Photo by Adam Penney
What do you do when you’re all dressed up with nowhere to go? In the case of Ahrm’s Way Theatre, you hit the pubs.
Dave Sullivan catches their production of Hardball.
Here’s the situation: two guys want to produce a play, but have nowhere to perform it because of a rash of theatre renovations and back-ups in rentals.
Then, one night while carousing at The Ship, a great light shines on them both and a voice speaks from the heavens, saying, “look no further by’s, for you have already found what you are searching for.”
Divine intervention—at The Ship no less.
“We were trying to make the best of a bad situation and ended up coming up with a concept that was probably better than our original idea. How does the saying go? ‘Necessity is the mother of invention’, or something like that.”
That’s Adam Hickey talking about the unique placement of Ahrm’s Way Theatre’s sophomore production of Hardball.
Hickey co-founded this up-and-coming theatre company with local actor/director Ross Moore. The two launched their company last April with their production of Stephen Belber’s Tape at The Rabbittown Theatre. It’s a a play centered around sexuality and human relationships.
The two are not treading far from their comfort zone in terms of content. Hardball examines some of the same themes on relationships and sexuality as Tape did—the only difference here is it’s funny. And you’re probably drinking.
Hardball is comprised of two one-act plays spawned by the incredibly diverse mind of Allan Ball (American Beauty, Six Feet Under).
“Bachelor Holiday is very much grounded in reality with characters we all know from our own lives, and traits we can all admit to posessing at one time or another, whether we like it or not,” Hickey says.
“The other, Power Lunch, is an absolutely absurd satire on relationships and gender roles in society,” he says. “But in each of these plays there are moments of resounding truth to be found in between the laughs.”
It has often been difficult to find appropriate alternative venues for theatre in St. John’s—partly because bar owners are reluctant to close their doors for two hours at a time, and partly because theatre-goers in St. John’s are not accustomed to watching theatre in a bar.
People in a bar have a tendency to chatter and carry out conversations as if they were in—you guessed it—a bar.
“The Ship has been great… they were all about the idea from the start,” mentions Moore. “I can’t really think of any other bars in town that would be as willing and accommodating to try something different like this.”
Another fear of alternative venues focuses is about the audience. “…Will they get it if we put King Lear in space, or Love’s Labour’s Lost in a women’s prison?”

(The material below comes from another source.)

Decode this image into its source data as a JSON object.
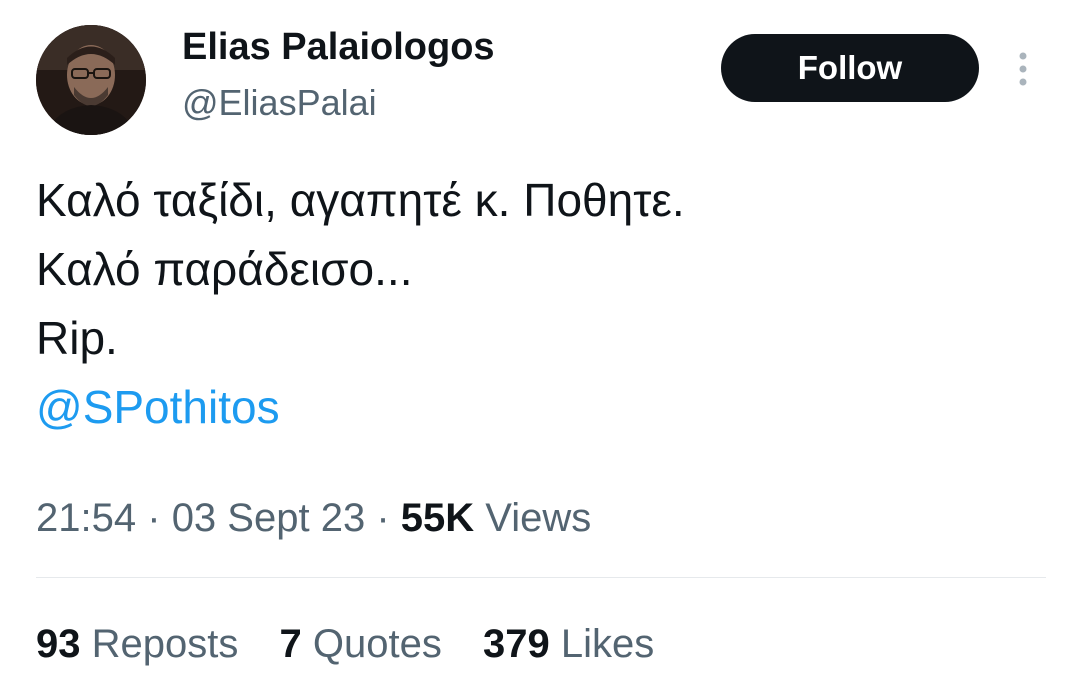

The same fears exist with performing theatre in a bar setting. Because an audience is familiar with the bar and not with the play (most of the time) the audience tends to put more emphasis on being in a bar and not preparing to watch a play. Which can lead to myriad problems.
“One stigma we were trying to avoid when first talking about the show was an association with dinner theatre,” grumbles Moore. “Not that there’s anything wrong with dinner theatre, but let’s face it, dinner theatre has been done to death in this town.”
Perhaps the most unique aspect of Hardball is not where it’s located, but rather what happens once the plays are finished.
Each night, after every performance, there is a musical act to follow: Texas Chainsaw and Ye-Yeti (Friday), Idlers (Saturday), and Sherry Ryan and The Domestics (Sunday) cover the playbill for the three night run. Teaming up with these acts can be attributed to Adam Hickey’s involvement in the music scene. (Hickey is a former member of the now-defunct Nordic Beat, a group of fine young men in really tight jeans.)
“More then anything we just want to put off a good show and have people come out and enjoy themselves,” says Hickey.
“Beyond that we hope we might be able to send a message to other artists that you can turn any negative into a positive. Even if you have no funding or no space, don’t let that stop you. You can still do it. ”
Hardball: A Weekend of Theatre & Music: Bachelor Holiday & Power Lunch: Two 1-act plays by Alan Ball; Music w/ Texas Chainsaw & Ye-Yeti (Fri); Idlers (Sat); Sherry Ryan, Les Domestics (Sun), $15/$18, The Ship (Fri Nov 28 & Sat Nov 29 at 9:30pm / Sun Nov 30 at 7pm)